Ghazvinian’s history also reminds us that the critical failures of the Carter administration in the pivotal years before and during the revolution were in backing the shah to the hilt and refusing to deal with the new political reality that existed inside Iran. While other governments began engaging the new leadership, the U.S. remained aloof, and this fueled the fear that the U.S. was seeking a way to reinstall the shah. Carter had several opportunities to avoid the complete breakdown in U.S.-Iranian relations that took place, but each time he chose to follow the bad advice of his National Security Advisor Zbigniew Brzezinski to take the more hard-line position. Contrary to the popular hawkish criticism that Carter undermined the shah, the record shows that he kept trying to prop him up when U.S. interests should have dictated putting distance between our government and the failing ruler. It is interesting to consider how differently things might have turned out for the U.S.-Iranian relationship if Carter had followed through on his own rhetoric about human rights and democracy.
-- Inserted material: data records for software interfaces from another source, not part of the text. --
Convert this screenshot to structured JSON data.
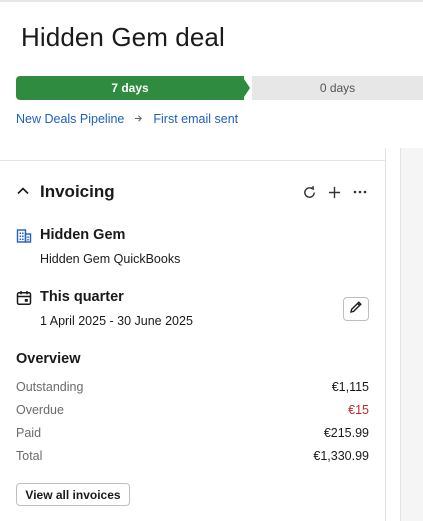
{
  "deal": {
    "title": "Hidden Gem deal"
  },
  "pipeline": {
    "stages": [
      {
        "label": "7 days",
        "status": "current"
      },
      {
        "label": "0 days",
        "status": "upcoming"
      }
    ],
    "breadcrumb": {
      "pipeline": "New Deals Pipeline",
      "stage": "First email sent"
    }
  },
  "invoicing": {
    "title": "Invoicing",
    "organization": {
      "name": "Hidden Gem",
      "integration": "Hidden Gem QuickBooks"
    },
    "period": {
      "title": "This quarter",
      "range": "1 April 2025 - 30 June 2025"
    },
    "overview": {
      "title": "Overview",
      "rows": [
        {
          "label": "Outstanding",
          "value": "€1,115"
        },
        {
          "label": "Overdue",
          "value": "€15"
        },
        {
          "label": "Paid",
          "value": "€215.99"
        },
        {
          "label": "Total",
          "value": "€1,330.99"
        }
      ]
    },
    "view_all_label": "View all invoices"
  },
  "colors": {
    "progress_done": "#2e8b3f",
    "link": "#1f5fbf",
    "overdue": "#c4262e"
  },
  "icons": [
    "chevron-up-icon",
    "refresh-icon",
    "plus-icon",
    "more-icon",
    "building-icon",
    "calendar-icon",
    "pencil-icon",
    "arrow-right-icon"
  ]
}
If the U.S. is going to have a constructive relationship with Iran, it will have to reject regime change and adhere to a principle of non-interference in Iran’s internal affairs. Much of what has gone wrong in U.S. relations with Iran stems from failing to respect Iran’s sovereignty and independence, but if the U.S. were to change how it treats Iran it would likely find that the Iranian government would be willing to reciprocate. It has been the lack of reciprocity on the U.S. side that has so often disappointed and frustrated Iranian supporters of engagement. Because the U.S. was the first to violate the nuclear deal and the only one to leave it, it is incumbent on our government to take the first step by reentering the agreement and pledging an end to the economic warfare of the last three years. But the Biden administration should also be prepared to go beyond just reviving the nuclear deal by proposing a path towards normalization that could address the remaining outstanding disputes between our governments. That would be a bold and potentially risky move, but one that is necessary if the U.S. and Iran are ever going to break out of the pattern of mutual recriminations and resentment.